Exercise instructions:
Among the entries that follow, find every line with the word "ascii" and list it.
(Task input)
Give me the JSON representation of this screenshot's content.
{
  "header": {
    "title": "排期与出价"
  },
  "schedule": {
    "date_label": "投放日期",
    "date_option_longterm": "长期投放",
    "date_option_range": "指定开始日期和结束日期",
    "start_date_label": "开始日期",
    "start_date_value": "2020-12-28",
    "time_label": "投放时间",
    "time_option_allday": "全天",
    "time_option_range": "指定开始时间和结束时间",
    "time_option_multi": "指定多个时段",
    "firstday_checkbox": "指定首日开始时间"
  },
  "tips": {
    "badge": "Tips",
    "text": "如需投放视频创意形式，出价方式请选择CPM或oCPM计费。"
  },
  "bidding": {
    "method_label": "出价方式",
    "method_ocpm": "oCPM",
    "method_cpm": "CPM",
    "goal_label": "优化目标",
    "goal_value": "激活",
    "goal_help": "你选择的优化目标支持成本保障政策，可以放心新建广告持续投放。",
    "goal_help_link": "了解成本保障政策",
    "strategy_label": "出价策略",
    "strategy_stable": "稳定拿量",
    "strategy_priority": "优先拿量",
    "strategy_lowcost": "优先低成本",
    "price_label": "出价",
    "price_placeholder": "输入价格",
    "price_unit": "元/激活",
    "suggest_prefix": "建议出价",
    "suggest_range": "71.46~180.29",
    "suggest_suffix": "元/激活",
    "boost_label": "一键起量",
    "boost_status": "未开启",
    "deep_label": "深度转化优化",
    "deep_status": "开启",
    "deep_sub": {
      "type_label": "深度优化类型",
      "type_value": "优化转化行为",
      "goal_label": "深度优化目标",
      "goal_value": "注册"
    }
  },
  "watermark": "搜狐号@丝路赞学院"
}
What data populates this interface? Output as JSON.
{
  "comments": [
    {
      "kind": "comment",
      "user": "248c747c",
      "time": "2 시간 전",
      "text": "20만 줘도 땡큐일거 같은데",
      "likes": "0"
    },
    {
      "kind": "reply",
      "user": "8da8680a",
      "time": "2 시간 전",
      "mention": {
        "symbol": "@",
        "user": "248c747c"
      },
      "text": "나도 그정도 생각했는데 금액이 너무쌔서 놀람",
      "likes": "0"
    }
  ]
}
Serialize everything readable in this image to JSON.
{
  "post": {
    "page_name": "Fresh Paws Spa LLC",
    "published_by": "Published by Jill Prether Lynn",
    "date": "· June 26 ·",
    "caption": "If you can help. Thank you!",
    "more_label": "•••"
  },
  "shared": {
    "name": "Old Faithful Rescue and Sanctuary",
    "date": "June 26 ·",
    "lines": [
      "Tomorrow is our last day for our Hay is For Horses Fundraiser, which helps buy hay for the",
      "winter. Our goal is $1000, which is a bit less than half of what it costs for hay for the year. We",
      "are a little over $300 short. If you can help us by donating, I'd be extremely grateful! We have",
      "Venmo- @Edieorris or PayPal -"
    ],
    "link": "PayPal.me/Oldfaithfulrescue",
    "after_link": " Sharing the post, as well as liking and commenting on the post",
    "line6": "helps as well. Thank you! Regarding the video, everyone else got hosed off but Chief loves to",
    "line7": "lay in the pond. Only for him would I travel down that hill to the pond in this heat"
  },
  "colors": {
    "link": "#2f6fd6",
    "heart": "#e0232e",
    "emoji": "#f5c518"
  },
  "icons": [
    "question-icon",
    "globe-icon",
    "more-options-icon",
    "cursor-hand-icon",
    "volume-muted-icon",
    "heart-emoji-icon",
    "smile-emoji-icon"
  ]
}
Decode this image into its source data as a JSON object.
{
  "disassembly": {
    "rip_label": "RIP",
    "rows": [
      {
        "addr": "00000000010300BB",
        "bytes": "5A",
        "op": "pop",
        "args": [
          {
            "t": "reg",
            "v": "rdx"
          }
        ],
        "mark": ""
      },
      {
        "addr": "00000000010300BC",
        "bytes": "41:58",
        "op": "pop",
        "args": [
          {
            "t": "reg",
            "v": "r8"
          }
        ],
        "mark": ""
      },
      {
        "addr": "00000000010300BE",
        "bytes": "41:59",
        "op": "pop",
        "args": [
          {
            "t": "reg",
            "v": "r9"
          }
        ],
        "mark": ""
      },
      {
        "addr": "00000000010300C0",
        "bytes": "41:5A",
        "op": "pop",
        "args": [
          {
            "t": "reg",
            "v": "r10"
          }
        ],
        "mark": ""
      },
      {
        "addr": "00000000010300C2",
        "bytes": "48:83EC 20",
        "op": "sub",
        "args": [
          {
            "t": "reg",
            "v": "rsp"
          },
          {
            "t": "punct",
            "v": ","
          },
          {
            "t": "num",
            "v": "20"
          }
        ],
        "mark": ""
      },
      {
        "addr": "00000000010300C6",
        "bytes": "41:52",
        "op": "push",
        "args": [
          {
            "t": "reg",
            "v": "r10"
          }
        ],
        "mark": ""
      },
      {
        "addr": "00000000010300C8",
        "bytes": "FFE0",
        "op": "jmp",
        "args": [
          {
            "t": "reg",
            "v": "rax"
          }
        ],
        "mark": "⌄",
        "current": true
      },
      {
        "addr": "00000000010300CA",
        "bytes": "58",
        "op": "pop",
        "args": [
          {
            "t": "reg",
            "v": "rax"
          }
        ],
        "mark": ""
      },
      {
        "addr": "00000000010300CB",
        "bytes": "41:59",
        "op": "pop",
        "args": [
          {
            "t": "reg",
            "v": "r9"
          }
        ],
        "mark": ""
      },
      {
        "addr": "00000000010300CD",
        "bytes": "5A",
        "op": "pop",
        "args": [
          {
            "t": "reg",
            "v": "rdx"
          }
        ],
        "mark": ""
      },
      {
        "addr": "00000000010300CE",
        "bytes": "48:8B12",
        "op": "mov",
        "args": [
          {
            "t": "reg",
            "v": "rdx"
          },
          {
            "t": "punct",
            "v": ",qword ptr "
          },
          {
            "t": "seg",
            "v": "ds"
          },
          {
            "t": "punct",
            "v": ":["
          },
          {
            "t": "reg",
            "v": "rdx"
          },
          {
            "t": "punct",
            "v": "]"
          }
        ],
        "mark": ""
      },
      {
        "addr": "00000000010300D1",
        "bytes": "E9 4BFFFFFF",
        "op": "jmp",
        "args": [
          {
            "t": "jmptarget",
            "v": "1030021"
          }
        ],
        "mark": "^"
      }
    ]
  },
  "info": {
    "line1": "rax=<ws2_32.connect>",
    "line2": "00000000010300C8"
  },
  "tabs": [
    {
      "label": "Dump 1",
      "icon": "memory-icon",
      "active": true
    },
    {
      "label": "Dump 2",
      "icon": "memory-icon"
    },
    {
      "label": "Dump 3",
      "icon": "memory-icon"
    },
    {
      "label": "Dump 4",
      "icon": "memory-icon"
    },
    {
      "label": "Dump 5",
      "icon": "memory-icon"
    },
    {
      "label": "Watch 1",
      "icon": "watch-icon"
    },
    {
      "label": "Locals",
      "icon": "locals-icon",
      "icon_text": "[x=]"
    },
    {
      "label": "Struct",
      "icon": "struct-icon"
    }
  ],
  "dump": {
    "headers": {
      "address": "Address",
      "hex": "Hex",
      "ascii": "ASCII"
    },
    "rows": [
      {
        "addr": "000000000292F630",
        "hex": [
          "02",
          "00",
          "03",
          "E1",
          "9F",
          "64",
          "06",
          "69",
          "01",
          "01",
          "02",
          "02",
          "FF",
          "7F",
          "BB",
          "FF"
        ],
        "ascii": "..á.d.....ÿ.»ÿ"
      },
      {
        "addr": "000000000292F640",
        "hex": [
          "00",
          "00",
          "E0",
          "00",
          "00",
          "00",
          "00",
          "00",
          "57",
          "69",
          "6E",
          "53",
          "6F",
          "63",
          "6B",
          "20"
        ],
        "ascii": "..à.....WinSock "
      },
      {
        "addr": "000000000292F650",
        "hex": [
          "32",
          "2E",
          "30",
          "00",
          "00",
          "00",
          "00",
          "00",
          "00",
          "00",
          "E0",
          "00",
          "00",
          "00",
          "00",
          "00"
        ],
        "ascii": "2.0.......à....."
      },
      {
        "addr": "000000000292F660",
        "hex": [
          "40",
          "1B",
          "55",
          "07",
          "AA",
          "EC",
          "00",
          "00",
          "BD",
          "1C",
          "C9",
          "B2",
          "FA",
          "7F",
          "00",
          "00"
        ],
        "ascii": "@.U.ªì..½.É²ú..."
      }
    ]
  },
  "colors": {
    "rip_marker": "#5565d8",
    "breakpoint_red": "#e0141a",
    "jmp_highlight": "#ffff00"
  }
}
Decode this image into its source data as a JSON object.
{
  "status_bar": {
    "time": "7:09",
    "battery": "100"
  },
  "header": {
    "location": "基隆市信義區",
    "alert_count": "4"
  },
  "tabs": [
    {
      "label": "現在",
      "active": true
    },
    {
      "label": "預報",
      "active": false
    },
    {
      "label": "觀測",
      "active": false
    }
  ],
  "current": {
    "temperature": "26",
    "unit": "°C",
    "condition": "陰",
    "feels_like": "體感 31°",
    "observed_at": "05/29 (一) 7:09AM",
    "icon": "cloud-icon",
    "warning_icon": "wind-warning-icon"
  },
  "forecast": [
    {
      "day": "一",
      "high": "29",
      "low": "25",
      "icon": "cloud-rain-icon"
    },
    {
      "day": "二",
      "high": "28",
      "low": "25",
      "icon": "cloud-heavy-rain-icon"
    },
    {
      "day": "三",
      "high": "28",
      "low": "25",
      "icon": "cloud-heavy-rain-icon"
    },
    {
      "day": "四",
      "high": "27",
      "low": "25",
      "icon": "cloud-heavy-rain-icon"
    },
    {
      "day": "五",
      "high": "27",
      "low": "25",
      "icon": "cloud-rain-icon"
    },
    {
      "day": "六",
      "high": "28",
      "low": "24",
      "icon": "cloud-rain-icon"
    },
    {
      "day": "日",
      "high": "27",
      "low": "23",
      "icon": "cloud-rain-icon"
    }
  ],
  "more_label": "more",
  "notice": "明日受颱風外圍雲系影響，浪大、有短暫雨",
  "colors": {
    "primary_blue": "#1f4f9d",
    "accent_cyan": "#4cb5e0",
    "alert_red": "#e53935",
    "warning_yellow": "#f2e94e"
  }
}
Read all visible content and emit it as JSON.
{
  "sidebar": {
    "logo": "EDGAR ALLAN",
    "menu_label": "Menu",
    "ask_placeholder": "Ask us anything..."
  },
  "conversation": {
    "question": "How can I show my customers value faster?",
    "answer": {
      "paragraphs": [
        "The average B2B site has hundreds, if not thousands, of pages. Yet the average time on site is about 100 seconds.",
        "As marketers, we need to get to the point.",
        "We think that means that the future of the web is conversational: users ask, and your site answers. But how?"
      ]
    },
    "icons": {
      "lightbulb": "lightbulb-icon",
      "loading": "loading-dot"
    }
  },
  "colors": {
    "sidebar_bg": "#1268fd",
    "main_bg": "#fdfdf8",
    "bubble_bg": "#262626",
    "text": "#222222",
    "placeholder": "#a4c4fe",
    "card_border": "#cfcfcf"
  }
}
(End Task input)
Response box:
      "ascii": "ASCII"
        "ascii": "..á.d.....ÿ.»ÿ"
        "ascii": "..à.....WinSock "
        "ascii": "2.0.......à....."
        "ascii": "@.U.ªì..½.É²ú..."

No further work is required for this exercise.